EXTRACTED DATA:
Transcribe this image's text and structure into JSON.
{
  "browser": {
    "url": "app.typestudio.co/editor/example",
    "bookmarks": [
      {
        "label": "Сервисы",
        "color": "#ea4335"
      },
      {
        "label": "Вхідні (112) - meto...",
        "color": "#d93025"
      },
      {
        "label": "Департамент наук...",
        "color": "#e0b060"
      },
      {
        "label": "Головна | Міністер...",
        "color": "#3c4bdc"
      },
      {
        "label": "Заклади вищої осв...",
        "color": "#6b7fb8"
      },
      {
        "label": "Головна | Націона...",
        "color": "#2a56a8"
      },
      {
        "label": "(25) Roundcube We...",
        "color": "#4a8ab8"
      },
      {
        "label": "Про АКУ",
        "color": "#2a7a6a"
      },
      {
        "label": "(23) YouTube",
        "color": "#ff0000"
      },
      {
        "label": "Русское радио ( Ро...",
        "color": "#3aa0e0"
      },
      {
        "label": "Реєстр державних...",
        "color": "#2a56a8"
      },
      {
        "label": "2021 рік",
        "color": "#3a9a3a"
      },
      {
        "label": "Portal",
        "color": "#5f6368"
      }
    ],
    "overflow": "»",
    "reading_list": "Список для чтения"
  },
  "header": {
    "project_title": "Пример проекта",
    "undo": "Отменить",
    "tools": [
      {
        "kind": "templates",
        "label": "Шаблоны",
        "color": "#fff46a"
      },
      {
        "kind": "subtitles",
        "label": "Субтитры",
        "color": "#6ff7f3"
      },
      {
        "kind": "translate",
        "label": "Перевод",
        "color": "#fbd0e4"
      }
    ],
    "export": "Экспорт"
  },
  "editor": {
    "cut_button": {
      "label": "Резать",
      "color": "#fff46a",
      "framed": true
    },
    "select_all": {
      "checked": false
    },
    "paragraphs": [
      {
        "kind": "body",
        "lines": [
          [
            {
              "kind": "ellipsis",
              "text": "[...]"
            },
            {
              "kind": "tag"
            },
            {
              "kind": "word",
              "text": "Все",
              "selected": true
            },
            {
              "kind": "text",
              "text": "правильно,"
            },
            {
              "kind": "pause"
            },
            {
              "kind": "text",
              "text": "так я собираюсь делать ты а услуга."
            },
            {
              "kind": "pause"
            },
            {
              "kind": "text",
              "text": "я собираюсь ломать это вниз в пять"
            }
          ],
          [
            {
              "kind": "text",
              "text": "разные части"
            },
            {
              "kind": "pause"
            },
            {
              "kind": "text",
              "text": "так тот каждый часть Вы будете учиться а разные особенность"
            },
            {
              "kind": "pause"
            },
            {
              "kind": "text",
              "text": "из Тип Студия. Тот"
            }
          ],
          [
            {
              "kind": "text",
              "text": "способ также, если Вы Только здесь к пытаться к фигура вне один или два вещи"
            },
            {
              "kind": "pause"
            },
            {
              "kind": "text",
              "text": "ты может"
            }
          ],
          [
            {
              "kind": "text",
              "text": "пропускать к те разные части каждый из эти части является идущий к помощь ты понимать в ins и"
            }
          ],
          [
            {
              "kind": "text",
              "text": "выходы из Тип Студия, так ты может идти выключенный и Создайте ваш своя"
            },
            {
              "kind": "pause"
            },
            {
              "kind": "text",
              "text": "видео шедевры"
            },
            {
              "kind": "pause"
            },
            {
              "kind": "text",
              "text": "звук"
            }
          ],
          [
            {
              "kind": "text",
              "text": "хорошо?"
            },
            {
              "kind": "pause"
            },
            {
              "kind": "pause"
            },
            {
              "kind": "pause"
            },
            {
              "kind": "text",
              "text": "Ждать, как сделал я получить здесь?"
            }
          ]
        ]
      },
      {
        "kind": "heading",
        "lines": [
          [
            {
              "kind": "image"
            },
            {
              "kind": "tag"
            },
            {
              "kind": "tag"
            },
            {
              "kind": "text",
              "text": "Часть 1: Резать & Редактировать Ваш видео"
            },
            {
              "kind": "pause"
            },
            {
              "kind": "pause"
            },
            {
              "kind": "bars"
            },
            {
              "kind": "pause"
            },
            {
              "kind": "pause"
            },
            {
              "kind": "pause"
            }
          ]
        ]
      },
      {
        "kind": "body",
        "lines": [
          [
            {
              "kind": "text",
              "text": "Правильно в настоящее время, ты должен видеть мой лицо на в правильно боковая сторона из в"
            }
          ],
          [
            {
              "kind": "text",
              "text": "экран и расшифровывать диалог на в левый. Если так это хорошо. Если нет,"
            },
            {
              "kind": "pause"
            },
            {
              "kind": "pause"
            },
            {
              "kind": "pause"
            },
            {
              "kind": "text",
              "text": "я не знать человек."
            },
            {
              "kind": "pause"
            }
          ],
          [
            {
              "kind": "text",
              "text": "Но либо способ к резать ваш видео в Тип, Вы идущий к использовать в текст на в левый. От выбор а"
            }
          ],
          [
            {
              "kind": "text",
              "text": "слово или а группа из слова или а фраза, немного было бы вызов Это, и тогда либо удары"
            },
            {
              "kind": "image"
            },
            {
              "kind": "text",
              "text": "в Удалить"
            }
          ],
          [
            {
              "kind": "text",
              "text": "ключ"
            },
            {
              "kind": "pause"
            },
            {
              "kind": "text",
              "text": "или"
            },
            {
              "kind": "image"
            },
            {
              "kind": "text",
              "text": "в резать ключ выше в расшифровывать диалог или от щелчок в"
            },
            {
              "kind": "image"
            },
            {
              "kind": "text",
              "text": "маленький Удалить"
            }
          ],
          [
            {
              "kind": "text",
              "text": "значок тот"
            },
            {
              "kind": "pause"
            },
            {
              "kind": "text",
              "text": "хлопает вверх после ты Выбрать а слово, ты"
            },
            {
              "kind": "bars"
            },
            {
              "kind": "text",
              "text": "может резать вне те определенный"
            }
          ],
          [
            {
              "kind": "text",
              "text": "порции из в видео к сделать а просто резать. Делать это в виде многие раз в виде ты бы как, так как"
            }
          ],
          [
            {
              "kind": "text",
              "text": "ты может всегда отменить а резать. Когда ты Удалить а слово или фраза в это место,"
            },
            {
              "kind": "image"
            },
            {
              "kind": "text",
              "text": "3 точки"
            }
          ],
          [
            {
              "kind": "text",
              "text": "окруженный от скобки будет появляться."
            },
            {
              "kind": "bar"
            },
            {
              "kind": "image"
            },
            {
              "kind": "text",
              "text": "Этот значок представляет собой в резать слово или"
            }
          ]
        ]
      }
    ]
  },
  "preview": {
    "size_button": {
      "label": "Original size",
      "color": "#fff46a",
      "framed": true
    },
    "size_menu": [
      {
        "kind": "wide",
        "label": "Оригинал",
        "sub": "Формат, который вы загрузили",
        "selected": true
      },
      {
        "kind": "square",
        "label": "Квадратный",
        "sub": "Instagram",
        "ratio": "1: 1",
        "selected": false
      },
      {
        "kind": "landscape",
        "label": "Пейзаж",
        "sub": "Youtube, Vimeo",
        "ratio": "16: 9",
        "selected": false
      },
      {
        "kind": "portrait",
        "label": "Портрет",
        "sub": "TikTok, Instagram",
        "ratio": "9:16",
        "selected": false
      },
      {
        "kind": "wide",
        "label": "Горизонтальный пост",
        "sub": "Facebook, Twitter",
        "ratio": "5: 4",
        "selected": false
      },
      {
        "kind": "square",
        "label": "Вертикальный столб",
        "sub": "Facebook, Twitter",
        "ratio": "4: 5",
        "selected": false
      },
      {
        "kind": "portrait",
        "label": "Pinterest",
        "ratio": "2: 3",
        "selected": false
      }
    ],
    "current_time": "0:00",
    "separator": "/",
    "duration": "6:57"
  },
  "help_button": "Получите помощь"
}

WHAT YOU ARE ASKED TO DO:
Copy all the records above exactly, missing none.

RESULT OF THE TASK:
Transcribe this image's text and structure into JSON.
{
  "browser": {
    "url": "app.typestudio.co/editor/example",
    "bookmarks": [
      {
        "label": "Сервисы",
        "color": "#ea4335"
      },
      {
        "label": "Вхідні (112) - meto...",
        "color": "#d93025"
      },
      {
        "label": "Департамент наук...",
        "color": "#e0b060"
      },
      {
        "label": "Головна | Міністер...",
        "color": "#3c4bdc"
      },
      {
        "label": "Заклади вищої осв...",
        "color": "#6b7fb8"
      },
      {
        "label": "Головна | Націона...",
        "color": "#2a56a8"
      },
      {
        "label": "(25) Roundcube We...",
        "color": "#4a8ab8"
      },
      {
        "label": "Про АКУ",
        "color": "#2a7a6a"
      },
      {
        "label": "(23) YouTube",
        "color": "#ff0000"
      },
      {
        "label": "Русское радио ( Ро...",
        "color": "#3aa0e0"
      },
      {
        "label": "Реєстр державних...",
        "color": "#2a56a8"
      },
      {
        "label": "2021 рік",
        "color": "#3a9a3a"
      },
      {
        "label": "Portal",
        "color": "#5f6368"
      }
    ],
    "overflow": "»",
    "reading_list": "Список для чтения"
  },
  "header": {
    "project_title": "Пример проекта",
    "undo": "Отменить",
    "tools": [
      {
        "kind": "templates",
        "label": "Шаблоны",
        "color": "#fff46a"
      },
      {
        "kind": "subtitles",
        "label": "Субтитры",
        "color": "#6ff7f3"
      },
      {
        "kind": "translate",
        "label": "Перевод",
        "color": "#fbd0e4"
      }
    ],
    "export": "Экспорт"
  },
  "editor": {
    "cut_button": {
      "label": "Резать",
      "color": "#fff46a",
      "framed": true
    },
    "select_all": {
      "checked": false
    },
    "paragraphs": [
      {
        "kind": "body",
        "lines": [
          [
            {
              "kind": "ellipsis",
              "text": "[...]"
            },
            {
              "kind": "tag"
            },
            {
              "kind": "word",
              "text": "Все",
              "selected": true
            },
            {
              "kind": "text",
              "text": "правильно,"
            },
            {
              "kind": "pause"
            },
            {
              "kind": "text",
              "text": "так я собираюсь делать ты а услуга."
            },
            {
              "kind": "pause"
            },
            {
              "kind": "text",
              "text": "я собираюсь ломать это вниз в пять"
            }
          ],
          [
            {
              "kind": "text",
              "text": "разные части"
            },
            {
              "kind": "pause"
            },
            {
              "kind": "text",
              "text": "так тот каждый часть Вы будете учиться а разные особенность"
            },
            {
              "kind": "pause"
            },
            {
              "kind": "text",
              "text": "из Тип Студия. Тот"
            }
          ],
          [
            {
              "kind": "text",
              "text": "способ также, если Вы Только здесь к пытаться к фигура вне один или два вещи"
            },
            {
              "kind": "pause"
            },
            {
              "kind": "text",
              "text": "ты может"
            }
          ],
          [
            {
              "kind": "text",
              "text": "пропускать к те разные части каждый из эти части является идущий к помощь ты понимать в ins и"
            }
          ],
          [
            {
              "kind": "text",
              "text": "выходы из Тип Студия, так ты может идти выключенный и Создайте ваш своя"
            },
            {
              "kind": "pause"
            },
            {
              "kind": "text",
              "text": "видео шедевры"
            },
            {
              "kind": "pause"
            },
            {
              "kind": "text",
              "text": "звук"
            }
          ],
          [
            {
              "kind": "text",
              "text": "хорошо?"
            },
            {
              "kind": "pause"
            },
            {
              "kind": "pause"
            },
            {
              "kind": "pause"
            },
            {
              "kind": "text",
              "text": "Ждать, как сделал я получить здесь?"
            }
          ]
        ]
      },
      {
        "kind": "heading",
        "lines": [
          [
            {
              "kind": "image"
            },
            {
              "kind": "tag"
            },
            {
              "kind": "tag"
            },
            {
              "kind": "text",
              "text": "Часть 1: Резать & Редактировать Ваш видео"
            },
            {
              "kind": "pause"
            },
            {
              "kind": "pause"
            },
            {
              "kind": "bars"
            },
            {
              "kind": "pause"
            },
            {
              "kind": "pause"
            },
            {
              "kind": "pause"
            }
          ]
        ]
      },
      {
        "kind": "body",
        "lines": [
          [
            {
              "kind": "text",
              "text": "Правильно в настоящее время, ты должен видеть мой лицо на в правильно боковая сторона из в"
            }
          ],
          [
            {
              "kind": "text",
              "text": "экран и расшифровывать диалог на в левый. Если так это хорошо. Если нет,"
            },
            {
              "kind": "pause"
            },
            {
              "kind": "pause"
            },
            {
              "kind": "pause"
            },
            {
              "kind": "text",
              "text": "я не знать человек."
            },
            {
              "kind": "pause"
            }
          ],
          [
            {
              "kind": "text",
              "text": "Но либо способ к резать ваш видео в Тип, Вы идущий к использовать в текст на в левый. От выбор а"
            }
          ],
          [
            {
              "kind": "text",
              "text": "слово или а группа из слова или а фраза, немного было бы вызов Это, и тогда либо удары"
            },
            {
              "kind": "image"
            },
            {
              "kind": "text",
              "text": "в Удалить"
            }
          ],
          [
            {
              "kind": "text",
              "text": "ключ"
            },
            {
              "kind": "pause"
            },
            {
              "kind": "text",
              "text": "или"
            },
            {
              "kind": "image"
            },
            {
              "kind": "text",
              "text": "в резать ключ выше в расшифровывать диалог или от щелчок в"
            },
            {
              "kind": "image"
            },
            {
              "kind": "text",
              "text": "маленький Удалить"
            }
          ],
          [
            {
              "kind": "text",
              "text": "значок тот"
            },
            {
              "kind": "pause"
            },
            {
              "kind": "text",
              "text": "хлопает вверх после ты Выбрать а слово, ты"
            },
            {
              "kind": "bars"
            },
            {
              "kind": "text",
              "text": "может резать вне те определенный"
            }
          ],
          [
            {
              "kind": "text",
              "text": "порции из в видео к сделать а просто резать. Делать это в виде многие раз в виде ты бы как, так как"
            }
          ],
          [
            {
              "kind": "text",
              "text": "ты может всегда отменить а резать. Когда ты Удалить а слово или фраза в это место,"
            },
            {
              "kind": "image"
            },
            {
              "kind": "text",
              "text": "3 точки"
            }
          ],
          [
            {
              "kind": "text",
              "text": "окруженный от скобки будет появляться."
            },
            {
              "kind": "bar"
            },
            {
              "kind": "image"
            },
            {
              "kind": "text",
              "text": "Этот значок представляет собой в резать слово или"
            }
          ]
        ]
      }
    ]
  },
  "preview": {
    "size_button": {
      "label": "Original size",
      "color": "#fff46a",
      "framed": true
    },
    "size_menu": [
      {
        "kind": "wide",
        "label": "Оригинал",
        "sub": "Формат, который вы загрузили",
        "selected": true
      },
      {
        "kind": "square",
        "label": "Квадратный",
        "sub": "Instagram",
        "ratio": "1: 1",
        "selected": false
      },
      {
        "kind": "landscape",
        "label": "Пейзаж",
        "sub": "Youtube, Vimeo",
        "ratio": "16: 9",
        "selected": false
      },
      {
        "kind": "portrait",
        "label": "Портрет",
        "sub": "TikTok, Instagram",
        "ratio": "9:16",
        "selected": false
      },
      {
        "kind": "wide",
        "label": "Горизонтальный пост",
        "sub": "Facebook, Twitter",
        "ratio": "5: 4",
        "selected": false
      },
      {
        "kind": "square",
        "label": "Вертикальный столб",
        "sub": "Facebook, Twitter",
        "ratio": "4: 5",
        "selected": false
      },
      {
        "kind": "portrait",
        "label": "Pinterest",
        "ratio": "2: 3",
        "selected": false
      }
    ],
    "current_time": "0:00",
    "separator": "/",
    "duration": "6:57"
  },
  "help_button": "Получите помощь"
}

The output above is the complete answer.